### [The data]
________

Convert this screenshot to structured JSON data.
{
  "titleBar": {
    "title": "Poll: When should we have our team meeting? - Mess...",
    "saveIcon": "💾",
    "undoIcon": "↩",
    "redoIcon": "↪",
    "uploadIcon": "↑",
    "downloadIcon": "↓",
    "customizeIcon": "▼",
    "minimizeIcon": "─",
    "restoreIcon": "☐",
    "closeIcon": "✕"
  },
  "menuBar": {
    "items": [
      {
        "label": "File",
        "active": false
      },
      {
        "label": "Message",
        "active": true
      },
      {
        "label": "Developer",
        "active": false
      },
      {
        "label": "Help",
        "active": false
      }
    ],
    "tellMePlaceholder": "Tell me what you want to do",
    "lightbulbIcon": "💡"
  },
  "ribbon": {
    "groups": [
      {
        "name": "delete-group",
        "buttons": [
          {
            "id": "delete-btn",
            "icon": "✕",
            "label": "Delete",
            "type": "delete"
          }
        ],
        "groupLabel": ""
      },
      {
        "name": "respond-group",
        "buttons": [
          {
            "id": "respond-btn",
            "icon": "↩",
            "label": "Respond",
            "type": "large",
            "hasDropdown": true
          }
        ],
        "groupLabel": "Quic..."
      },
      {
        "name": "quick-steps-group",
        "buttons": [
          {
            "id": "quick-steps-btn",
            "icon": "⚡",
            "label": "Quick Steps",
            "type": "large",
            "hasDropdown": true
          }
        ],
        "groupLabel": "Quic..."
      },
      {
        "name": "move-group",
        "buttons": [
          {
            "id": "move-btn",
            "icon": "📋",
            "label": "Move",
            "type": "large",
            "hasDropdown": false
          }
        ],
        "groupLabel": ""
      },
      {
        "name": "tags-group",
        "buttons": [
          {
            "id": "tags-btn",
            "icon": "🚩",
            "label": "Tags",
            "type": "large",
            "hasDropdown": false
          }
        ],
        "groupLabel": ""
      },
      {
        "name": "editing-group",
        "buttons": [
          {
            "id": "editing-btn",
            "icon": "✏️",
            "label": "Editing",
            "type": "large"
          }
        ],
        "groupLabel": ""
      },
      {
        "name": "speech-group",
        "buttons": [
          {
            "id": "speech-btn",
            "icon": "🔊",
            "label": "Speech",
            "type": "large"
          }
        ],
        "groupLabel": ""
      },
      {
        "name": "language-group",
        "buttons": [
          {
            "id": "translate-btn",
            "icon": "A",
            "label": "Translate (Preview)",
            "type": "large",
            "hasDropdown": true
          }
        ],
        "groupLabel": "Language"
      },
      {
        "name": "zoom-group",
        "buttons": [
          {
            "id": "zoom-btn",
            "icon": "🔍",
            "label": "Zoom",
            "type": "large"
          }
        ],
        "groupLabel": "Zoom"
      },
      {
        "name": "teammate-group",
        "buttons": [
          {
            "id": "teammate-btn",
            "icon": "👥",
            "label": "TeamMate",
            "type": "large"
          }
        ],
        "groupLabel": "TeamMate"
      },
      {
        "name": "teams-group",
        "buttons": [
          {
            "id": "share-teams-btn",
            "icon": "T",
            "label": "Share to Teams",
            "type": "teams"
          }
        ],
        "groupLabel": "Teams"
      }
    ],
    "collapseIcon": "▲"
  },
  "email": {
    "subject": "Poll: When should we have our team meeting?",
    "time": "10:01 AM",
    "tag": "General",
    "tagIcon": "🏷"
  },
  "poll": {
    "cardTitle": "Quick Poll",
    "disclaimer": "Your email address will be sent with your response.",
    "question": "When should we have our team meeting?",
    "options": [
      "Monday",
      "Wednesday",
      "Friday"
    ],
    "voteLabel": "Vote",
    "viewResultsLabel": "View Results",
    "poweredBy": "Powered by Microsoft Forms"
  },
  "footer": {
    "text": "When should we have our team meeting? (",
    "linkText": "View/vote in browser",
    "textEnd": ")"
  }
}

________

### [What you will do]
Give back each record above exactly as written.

### [Completed exercise]
Convert this screenshot to structured JSON data.
{
  "titleBar": {
    "title": "Poll: When should we have our team meeting? - Mess...",
    "saveIcon": "💾",
    "undoIcon": "↩",
    "redoIcon": "↪",
    "uploadIcon": "↑",
    "downloadIcon": "↓",
    "customizeIcon": "▼",
    "minimizeIcon": "─",
    "restoreIcon": "☐",
    "closeIcon": "✕"
  },
  "menuBar": {
    "items": [
      {
        "label": "File",
        "active": false
      },
      {
        "label": "Message",
        "active": true
      },
      {
        "label": "Developer",
        "active": false
      },
      {
        "label": "Help",
        "active": false
      }
    ],
    "tellMePlaceholder": "Tell me what you want to do",
    "lightbulbIcon": "💡"
  },
  "ribbon": {
    "groups": [
      {
        "name": "delete-group",
        "buttons": [
          {
            "id": "delete-btn",
            "icon": "✕",
            "label": "Delete",
            "type": "delete"
          }
        ],
        "groupLabel": ""
      },
      {
        "name": "respond-group",
        "buttons": [
          {
            "id": "respond-btn",
            "icon": "↩",
            "label": "Respond",
            "type": "large",
            "hasDropdown": true
          }
        ],
        "groupLabel": "Quic..."
      },
      {
        "name": "quick-steps-group",
        "buttons": [
          {
            "id": "quick-steps-btn",
            "icon": "⚡",
            "label": "Quick Steps",
            "type": "large",
            "hasDropdown": true
          }
        ],
        "groupLabel": "Quic..."
      },
      {
        "name": "move-group",
        "buttons": [
          {
            "id": "move-btn",
            "icon": "📋",
            "label": "Move",
            "type": "large",
            "hasDropdown": false
          }
        ],
        "groupLabel": ""
      },
      {
        "name": "tags-group",
        "buttons": [
          {
            "id": "tags-btn",
            "icon": "🚩",
            "label": "Tags",
            "type": "large",
            "hasDropdown": false
          }
        ],
        "groupLabel": ""
      },
      {
        "name": "editing-group",
        "buttons": [
          {
            "id": "editing-btn",
            "icon": "✏️",
            "label": "Editing",
            "type": "large"
          }
        ],
        "groupLabel": ""
      },
      {
        "name": "speech-group",
        "buttons": [
          {
            "id": "speech-btn",
            "icon": "🔊",
            "label": "Speech",
            "type": "large"
          }
        ],
        "groupLabel": ""
      },
      {
        "name": "language-group",
        "buttons": [
          {
            "id": "translate-btn",
            "icon": "A",
            "label": "Translate (Preview)",
            "type": "large",
            "hasDropdown": true
          }
        ],
        "groupLabel": "Language"
      },
      {
        "name": "zoom-group",
        "buttons": [
          {
            "id": "zoom-btn",
            "icon": "🔍",
            "label": "Zoom",
            "type": "large"
          }
        ],
        "groupLabel": "Zoom"
      },
      {
        "name": "teammate-group",
        "buttons": [
          {
            "id": "teammate-btn",
            "icon": "👥",
            "label": "TeamMate",
            "type": "large"
          }
        ],
        "groupLabel": "TeamMate"
      },
      {
        "name": "teams-group",
        "buttons": [
          {
            "id": "share-teams-btn",
            "icon": "T",
            "label": "Share to Teams",
            "type": "teams"
          }
        ],
        "groupLabel": "Teams"
      }
    ],
    "collapseIcon": "▲"
  },
  "email": {
    "subject": "Poll: When should we have our team meeting?",
    "time": "10:01 AM",
    "tag": "General",
    "tagIcon": "🏷"
  },
  "poll": {
    "cardTitle": "Quick Poll",
    "disclaimer": "Your email address will be sent with your response.",
    "question": "When should we have our team meeting?",
    "options": [
      "Monday",
      "Wednesday",
      "Friday"
    ],
    "voteLabel": "Vote",
    "viewResultsLabel": "View Results",
    "poweredBy": "Powered by Microsoft Forms"
  },
  "footer": {
    "text": "When should we have our team meeting? (",
    "linkText": "View/vote in browser",
    "textEnd": ")"
  }
}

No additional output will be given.